**** Source information

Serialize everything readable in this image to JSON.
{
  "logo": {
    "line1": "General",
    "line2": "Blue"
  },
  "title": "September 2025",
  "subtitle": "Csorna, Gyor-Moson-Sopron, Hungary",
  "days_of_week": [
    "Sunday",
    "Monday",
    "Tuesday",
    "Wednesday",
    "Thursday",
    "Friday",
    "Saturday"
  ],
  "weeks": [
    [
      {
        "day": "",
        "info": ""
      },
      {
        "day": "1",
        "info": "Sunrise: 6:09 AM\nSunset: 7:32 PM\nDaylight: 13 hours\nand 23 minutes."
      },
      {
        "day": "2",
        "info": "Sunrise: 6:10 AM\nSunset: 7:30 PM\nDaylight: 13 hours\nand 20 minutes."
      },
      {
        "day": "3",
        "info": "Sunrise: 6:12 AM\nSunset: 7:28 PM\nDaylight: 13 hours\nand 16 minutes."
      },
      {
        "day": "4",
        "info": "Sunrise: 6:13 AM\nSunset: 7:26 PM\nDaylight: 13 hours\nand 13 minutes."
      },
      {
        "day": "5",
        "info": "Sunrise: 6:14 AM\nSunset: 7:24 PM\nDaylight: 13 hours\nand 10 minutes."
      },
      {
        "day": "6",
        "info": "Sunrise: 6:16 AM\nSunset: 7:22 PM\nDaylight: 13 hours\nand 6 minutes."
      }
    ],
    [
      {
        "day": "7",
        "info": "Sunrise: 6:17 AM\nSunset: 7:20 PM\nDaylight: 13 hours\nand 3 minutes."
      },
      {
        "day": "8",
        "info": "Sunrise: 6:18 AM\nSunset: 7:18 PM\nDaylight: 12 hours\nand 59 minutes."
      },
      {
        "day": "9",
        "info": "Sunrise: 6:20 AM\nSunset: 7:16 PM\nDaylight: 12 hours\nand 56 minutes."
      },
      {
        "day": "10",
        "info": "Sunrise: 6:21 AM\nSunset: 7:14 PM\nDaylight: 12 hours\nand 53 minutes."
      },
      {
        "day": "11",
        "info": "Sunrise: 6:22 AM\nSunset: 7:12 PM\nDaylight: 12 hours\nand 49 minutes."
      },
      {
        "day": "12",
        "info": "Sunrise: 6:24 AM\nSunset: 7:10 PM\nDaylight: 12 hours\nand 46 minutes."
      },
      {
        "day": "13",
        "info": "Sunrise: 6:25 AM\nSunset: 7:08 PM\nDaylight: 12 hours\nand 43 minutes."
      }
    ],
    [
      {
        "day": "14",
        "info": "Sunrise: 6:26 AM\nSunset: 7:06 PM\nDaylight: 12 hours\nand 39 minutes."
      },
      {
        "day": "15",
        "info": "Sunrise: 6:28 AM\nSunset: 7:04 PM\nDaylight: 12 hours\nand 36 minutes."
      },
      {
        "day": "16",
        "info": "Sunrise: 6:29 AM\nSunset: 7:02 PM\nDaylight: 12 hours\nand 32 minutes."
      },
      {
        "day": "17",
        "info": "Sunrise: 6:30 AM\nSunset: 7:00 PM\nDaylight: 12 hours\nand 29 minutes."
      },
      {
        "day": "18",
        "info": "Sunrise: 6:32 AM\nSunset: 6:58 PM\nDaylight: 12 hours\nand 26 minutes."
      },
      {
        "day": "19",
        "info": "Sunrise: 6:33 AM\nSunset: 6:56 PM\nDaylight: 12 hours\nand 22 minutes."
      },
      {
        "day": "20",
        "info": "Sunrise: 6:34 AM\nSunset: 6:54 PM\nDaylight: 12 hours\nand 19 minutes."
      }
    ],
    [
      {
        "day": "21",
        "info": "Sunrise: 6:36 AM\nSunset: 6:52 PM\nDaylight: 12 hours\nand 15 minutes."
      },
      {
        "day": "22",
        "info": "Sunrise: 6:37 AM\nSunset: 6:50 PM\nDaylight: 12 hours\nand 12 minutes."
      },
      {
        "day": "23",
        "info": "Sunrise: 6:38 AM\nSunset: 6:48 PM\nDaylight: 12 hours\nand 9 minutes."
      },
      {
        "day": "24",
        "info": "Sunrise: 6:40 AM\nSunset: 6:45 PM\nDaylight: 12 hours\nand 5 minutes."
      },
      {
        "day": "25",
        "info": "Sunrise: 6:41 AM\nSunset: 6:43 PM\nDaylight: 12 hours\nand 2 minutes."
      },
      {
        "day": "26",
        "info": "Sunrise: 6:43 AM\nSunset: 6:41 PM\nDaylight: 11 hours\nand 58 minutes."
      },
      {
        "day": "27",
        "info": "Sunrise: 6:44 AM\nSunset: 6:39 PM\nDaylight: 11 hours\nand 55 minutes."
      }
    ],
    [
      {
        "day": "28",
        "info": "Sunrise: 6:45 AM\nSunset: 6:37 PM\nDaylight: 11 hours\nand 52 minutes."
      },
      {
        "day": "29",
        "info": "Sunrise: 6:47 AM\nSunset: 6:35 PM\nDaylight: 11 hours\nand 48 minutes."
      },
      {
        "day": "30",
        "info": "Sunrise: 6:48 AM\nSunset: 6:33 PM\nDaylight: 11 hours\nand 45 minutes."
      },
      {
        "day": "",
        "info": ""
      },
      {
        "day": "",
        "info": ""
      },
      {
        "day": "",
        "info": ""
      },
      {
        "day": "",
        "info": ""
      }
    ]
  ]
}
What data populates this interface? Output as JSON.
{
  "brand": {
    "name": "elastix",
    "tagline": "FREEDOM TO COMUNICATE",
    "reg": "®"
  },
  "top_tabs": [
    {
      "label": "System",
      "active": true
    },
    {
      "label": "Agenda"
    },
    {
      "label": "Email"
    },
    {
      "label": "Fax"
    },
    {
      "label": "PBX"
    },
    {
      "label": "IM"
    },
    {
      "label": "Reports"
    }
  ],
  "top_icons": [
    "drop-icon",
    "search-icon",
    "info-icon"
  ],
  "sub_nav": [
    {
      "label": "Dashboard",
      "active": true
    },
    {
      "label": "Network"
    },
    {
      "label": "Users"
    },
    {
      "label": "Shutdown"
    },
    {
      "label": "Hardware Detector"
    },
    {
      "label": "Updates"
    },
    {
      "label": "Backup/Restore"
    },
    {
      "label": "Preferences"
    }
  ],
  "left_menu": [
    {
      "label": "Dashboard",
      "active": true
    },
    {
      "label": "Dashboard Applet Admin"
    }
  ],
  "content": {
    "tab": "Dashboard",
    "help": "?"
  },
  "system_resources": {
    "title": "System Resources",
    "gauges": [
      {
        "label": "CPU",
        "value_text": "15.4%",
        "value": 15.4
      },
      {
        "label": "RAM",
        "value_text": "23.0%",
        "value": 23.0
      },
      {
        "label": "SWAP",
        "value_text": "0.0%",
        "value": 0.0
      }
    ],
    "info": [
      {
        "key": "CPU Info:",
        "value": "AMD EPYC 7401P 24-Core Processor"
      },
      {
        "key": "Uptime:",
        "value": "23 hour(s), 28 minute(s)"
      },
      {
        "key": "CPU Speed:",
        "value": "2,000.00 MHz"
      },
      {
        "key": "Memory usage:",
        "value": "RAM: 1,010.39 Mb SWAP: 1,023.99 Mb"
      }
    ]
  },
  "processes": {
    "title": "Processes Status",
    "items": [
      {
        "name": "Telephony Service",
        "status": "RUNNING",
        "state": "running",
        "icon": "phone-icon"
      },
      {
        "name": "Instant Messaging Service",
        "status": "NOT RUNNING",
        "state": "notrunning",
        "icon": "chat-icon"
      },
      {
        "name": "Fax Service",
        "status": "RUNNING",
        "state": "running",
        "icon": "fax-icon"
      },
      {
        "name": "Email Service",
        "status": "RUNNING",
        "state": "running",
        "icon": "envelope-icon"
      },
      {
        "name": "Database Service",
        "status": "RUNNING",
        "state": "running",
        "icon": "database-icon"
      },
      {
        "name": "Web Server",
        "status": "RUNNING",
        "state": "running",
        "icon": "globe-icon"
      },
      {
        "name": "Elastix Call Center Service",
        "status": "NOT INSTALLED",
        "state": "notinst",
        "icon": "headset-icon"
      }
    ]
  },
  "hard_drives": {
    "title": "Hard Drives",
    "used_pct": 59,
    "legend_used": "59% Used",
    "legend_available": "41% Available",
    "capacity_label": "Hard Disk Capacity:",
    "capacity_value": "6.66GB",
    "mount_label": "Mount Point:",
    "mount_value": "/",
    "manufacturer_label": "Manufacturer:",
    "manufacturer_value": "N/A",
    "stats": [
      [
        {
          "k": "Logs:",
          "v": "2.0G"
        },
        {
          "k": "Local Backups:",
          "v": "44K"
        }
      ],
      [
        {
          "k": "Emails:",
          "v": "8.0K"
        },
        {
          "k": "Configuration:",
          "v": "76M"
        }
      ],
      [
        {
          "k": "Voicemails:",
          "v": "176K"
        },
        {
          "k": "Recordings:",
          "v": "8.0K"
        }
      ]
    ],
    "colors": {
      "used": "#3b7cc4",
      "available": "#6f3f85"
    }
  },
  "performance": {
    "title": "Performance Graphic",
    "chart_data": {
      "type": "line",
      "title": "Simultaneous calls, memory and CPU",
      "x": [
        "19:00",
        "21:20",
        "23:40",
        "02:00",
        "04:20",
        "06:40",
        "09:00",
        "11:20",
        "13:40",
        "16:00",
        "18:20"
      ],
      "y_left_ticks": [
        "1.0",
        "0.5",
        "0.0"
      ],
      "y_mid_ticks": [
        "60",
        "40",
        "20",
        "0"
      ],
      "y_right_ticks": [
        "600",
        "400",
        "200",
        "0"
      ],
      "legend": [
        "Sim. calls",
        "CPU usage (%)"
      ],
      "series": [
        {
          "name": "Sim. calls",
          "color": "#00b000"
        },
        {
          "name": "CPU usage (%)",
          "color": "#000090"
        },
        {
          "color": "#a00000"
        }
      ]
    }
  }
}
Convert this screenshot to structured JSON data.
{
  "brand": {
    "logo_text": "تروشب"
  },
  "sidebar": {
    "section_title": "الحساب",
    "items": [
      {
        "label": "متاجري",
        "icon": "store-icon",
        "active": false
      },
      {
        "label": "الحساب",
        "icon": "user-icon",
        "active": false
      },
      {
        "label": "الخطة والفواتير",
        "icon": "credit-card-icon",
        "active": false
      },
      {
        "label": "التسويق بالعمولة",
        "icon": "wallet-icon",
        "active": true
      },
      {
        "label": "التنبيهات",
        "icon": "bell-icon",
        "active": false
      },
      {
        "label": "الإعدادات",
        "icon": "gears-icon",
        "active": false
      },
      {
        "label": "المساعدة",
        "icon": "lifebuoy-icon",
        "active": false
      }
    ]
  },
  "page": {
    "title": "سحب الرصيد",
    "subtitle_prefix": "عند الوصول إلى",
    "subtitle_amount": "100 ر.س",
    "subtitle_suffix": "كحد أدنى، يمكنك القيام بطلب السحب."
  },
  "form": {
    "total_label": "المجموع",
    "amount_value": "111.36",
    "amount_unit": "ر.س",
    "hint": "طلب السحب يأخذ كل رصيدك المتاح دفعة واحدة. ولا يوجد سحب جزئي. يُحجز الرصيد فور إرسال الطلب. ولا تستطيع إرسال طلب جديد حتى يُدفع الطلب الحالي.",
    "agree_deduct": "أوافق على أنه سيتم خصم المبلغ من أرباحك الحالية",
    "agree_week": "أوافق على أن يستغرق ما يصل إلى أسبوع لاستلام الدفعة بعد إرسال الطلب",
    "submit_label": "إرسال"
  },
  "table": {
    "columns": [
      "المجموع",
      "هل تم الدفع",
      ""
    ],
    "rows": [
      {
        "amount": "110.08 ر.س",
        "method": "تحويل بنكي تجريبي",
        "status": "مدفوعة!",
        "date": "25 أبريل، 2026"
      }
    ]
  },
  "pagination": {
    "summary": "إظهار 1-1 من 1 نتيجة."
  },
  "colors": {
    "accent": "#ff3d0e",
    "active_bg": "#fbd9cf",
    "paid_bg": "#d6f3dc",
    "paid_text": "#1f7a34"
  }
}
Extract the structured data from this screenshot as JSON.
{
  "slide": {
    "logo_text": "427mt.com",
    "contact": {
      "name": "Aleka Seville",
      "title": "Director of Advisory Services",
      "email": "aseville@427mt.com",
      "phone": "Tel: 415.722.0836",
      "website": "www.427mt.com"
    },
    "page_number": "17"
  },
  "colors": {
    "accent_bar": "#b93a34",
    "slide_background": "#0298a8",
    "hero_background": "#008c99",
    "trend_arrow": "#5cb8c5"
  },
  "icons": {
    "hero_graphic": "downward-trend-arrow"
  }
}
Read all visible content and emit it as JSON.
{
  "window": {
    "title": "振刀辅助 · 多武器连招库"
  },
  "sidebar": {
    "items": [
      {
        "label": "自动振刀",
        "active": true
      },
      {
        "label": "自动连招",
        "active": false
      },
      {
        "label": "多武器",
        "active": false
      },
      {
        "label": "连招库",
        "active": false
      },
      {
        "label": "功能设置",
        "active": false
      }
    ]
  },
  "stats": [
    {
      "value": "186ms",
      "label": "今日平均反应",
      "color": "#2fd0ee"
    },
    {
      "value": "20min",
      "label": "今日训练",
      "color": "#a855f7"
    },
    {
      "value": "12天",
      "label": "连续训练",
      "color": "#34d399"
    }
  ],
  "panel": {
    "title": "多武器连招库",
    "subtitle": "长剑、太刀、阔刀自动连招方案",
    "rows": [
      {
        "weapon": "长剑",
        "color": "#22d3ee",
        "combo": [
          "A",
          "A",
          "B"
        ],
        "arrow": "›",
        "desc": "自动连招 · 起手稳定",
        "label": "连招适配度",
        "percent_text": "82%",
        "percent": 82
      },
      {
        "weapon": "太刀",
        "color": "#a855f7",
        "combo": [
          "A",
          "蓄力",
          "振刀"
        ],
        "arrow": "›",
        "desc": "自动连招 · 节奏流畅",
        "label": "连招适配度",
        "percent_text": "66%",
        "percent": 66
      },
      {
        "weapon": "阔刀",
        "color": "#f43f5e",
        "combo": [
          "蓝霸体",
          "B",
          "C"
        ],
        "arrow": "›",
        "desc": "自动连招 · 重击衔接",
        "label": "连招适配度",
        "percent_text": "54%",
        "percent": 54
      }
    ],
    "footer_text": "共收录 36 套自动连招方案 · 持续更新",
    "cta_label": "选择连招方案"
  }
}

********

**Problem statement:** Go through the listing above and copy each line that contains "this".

**Solution to the problem:**
Serialize everything readable in this image to JSON.
What data populates this interface? Output as JSON.
Convert this screenshot to structured JSON data.
Extract the structured data from this screenshot as JSON.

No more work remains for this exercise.